Work to complete » Print the records below verbatim.

***

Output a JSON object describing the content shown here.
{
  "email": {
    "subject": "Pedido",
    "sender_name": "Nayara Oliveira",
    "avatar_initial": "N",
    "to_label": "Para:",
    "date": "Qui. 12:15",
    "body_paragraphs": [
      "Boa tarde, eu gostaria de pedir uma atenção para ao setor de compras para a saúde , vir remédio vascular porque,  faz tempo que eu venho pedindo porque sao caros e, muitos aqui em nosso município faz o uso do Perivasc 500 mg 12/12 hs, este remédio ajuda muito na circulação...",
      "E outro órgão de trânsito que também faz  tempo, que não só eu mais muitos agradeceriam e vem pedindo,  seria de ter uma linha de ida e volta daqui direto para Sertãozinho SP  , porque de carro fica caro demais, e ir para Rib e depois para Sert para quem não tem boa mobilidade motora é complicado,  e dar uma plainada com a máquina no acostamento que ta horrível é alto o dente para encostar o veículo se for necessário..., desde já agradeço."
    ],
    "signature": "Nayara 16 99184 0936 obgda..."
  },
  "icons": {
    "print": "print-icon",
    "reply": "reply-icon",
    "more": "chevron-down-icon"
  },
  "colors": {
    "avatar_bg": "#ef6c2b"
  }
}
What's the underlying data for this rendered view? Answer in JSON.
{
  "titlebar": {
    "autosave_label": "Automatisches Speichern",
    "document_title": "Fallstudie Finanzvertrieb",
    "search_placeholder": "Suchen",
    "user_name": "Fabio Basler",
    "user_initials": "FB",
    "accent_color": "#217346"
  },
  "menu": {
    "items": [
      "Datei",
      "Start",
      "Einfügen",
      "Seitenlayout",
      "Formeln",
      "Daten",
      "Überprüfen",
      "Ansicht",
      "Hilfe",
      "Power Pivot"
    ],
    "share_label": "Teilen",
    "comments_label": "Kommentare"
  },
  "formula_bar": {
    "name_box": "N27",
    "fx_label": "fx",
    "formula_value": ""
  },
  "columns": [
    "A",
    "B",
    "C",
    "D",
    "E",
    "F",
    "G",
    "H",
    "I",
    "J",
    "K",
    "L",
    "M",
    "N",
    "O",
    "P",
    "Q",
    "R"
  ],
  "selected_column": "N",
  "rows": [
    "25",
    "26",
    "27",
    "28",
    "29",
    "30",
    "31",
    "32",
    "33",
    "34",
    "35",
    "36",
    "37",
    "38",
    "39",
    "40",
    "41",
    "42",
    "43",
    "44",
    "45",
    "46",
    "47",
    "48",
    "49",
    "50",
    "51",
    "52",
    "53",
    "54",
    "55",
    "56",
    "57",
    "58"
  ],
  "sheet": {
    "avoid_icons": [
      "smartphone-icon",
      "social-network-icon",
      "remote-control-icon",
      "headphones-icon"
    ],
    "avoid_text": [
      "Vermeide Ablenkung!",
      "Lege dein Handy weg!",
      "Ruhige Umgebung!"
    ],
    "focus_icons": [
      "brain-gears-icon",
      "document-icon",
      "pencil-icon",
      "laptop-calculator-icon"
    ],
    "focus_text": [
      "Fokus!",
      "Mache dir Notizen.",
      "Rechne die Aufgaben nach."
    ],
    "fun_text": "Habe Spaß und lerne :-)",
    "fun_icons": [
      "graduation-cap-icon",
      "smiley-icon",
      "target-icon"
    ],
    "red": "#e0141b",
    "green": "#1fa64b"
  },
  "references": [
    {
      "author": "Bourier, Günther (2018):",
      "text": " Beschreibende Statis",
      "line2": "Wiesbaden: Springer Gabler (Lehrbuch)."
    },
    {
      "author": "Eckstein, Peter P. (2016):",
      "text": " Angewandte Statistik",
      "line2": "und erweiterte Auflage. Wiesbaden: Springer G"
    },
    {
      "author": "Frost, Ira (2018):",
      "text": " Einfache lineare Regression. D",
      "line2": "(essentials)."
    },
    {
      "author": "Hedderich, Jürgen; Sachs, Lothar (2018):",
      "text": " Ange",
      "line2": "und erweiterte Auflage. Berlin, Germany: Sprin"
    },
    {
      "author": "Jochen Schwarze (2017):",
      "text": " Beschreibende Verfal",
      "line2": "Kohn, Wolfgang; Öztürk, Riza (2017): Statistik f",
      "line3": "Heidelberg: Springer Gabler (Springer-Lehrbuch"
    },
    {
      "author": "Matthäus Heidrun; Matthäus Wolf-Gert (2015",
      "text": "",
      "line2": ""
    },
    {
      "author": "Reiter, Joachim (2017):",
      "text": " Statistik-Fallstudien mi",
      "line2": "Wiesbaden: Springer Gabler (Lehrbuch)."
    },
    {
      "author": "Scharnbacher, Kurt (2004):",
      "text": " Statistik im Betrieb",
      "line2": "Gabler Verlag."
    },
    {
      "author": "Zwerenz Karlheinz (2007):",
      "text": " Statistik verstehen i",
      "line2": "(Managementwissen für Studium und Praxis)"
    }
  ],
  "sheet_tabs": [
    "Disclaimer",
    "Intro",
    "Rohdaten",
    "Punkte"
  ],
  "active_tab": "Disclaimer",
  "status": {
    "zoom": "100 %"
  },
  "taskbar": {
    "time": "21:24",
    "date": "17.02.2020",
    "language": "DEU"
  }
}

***

Solved problem »
Output a JSON object describing the content shown here.
{
  "email": {
    "subject": "Pedido",
    "sender_name": "Nayara Oliveira",
    "avatar_initial": "N",
    "to_label": "Para:",
    "date": "Qui. 12:15",
    "body_paragraphs": [
      "Boa tarde, eu gostaria de pedir uma atenção para ao setor de compras para a saúde , vir remédio vascular porque,  faz tempo que eu venho pedindo porque sao caros e, muitos aqui em nosso município faz o uso do Perivasc 500 mg 12/12 hs, este remédio ajuda muito na circulação...",
      "E outro órgão de trânsito que também faz  tempo, que não só eu mais muitos agradeceriam e vem pedindo,  seria de ter uma linha de ida e volta daqui direto para Sertãozinho SP  , porque de carro fica caro demais, e ir para Rib e depois para Sert para quem não tem boa mobilidade motora é complicado,  e dar uma plainada com a máquina no acostamento que ta horrível é alto o dente para encostar o veículo se for necessário..., desde já agradeço."
    ],
    "signature": "Nayara 16 99184 0936 obgda..."
  },
  "icons": {
    "print": "print-icon",
    "reply": "reply-icon",
    "more": "chevron-down-icon"
  },
  "colors": {
    "avatar_bg": "#ef6c2b"
  }
}
What's the underlying data for this rendered view? Answer in JSON.
{
  "titlebar": {
    "autosave_label": "Automatisches Speichern",
    "document_title": "Fallstudie Finanzvertrieb",
    "search_placeholder": "Suchen",
    "user_name": "Fabio Basler",
    "user_initials": "FB",
    "accent_color": "#217346"
  },
  "menu": {
    "items": [
      "Datei",
      "Start",
      "Einfügen",
      "Seitenlayout",
      "Formeln",
      "Daten",
      "Überprüfen",
      "Ansicht",
      "Hilfe",
      "Power Pivot"
    ],
    "share_label": "Teilen",
    "comments_label": "Kommentare"
  },
  "formula_bar": {
    "name_box": "N27",
    "fx_label": "fx",
    "formula_value": ""
  },
  "columns": [
    "A",
    "B",
    "C",
    "D",
    "E",
    "F",
    "G",
    "H",
    "I",
    "J",
    "K",
    "L",
    "M",
    "N",
    "O",
    "P",
    "Q",
    "R"
  ],
  "selected_column": "N",
  "rows": [
    "25",
    "26",
    "27",
    "28",
    "29",
    "30",
    "31",
    "32",
    "33",
    "34",
    "35",
    "36",
    "37",
    "38",
    "39",
    "40",
    "41",
    "42",
    "43",
    "44",
    "45",
    "46",
    "47",
    "48",
    "49",
    "50",
    "51",
    "52",
    "53",
    "54",
    "55",
    "56",
    "57",
    "58"
  ],
  "sheet": {
    "avoid_icons": [
      "smartphone-icon",
      "social-network-icon",
      "remote-control-icon",
      "headphones-icon"
    ],
    "avoid_text": [
      "Vermeide Ablenkung!",
      "Lege dein Handy weg!",
      "Ruhige Umgebung!"
    ],
    "focus_icons": [
      "brain-gears-icon",
      "document-icon",
      "pencil-icon",
      "laptop-calculator-icon"
    ],
    "focus_text": [
      "Fokus!",
      "Mache dir Notizen.",
      "Rechne die Aufgaben nach."
    ],
    "fun_text": "Habe Spaß und lerne :-)",
    "fun_icons": [
      "graduation-cap-icon",
      "smiley-icon",
      "target-icon"
    ],
    "red": "#e0141b",
    "green": "#1fa64b"
  },
  "references": [
    {
      "author": "Bourier, Günther (2018):",
      "text": " Beschreibende Statis",
      "line2": "Wiesbaden: Springer Gabler (Lehrbuch)."
    },
    {
      "author": "Eckstein, Peter P. (2016):",
      "text": " Angewandte Statistik",
      "line2": "und erweiterte Auflage. Wiesbaden: Springer G"
    },
    {
      "author": "Frost, Ira (2018):",
      "text": " Einfache lineare Regression. D",
      "line2": "(essentials)."
    },
    {
      "author": "Hedderich, Jürgen; Sachs, Lothar (2018):",
      "text": " Ange",
      "line2": "und erweiterte Auflage. Berlin, Germany: Sprin"
    },
    {
      "author": "Jochen Schwarze (2017):",
      "text": " Beschreibende Verfal",
      "line2": "Kohn, Wolfgang; Öztürk, Riza (2017): Statistik f",
      "line3": "Heidelberg: Springer Gabler (Springer-Lehrbuch"
    },
    {
      "author": "Matthäus Heidrun; Matthäus Wolf-Gert (2015",
      "text": "",
      "line2": ""
    },
    {
      "author": "Reiter, Joachim (2017):",
      "text": " Statistik-Fallstudien mi",
      "line2": "Wiesbaden: Springer Gabler (Lehrbuch)."
    },
    {
      "author": "Scharnbacher, Kurt (2004):",
      "text": " Statistik im Betrieb",
      "line2": "Gabler Verlag."
    },
    {
      "author": "Zwerenz Karlheinz (2007):",
      "text": " Statistik verstehen i",
      "line2": "(Managementwissen für Studium und Praxis)"
    }
  ],
  "sheet_tabs": [
    "Disclaimer",
    "Intro",
    "Rohdaten",
    "Punkte"
  ],
  "active_tab": "Disclaimer",
  "status": {
    "zoom": "100 %"
  },
  "taskbar": {
    "time": "21:24",
    "date": "17.02.2020",
    "language": "DEU"
  }
}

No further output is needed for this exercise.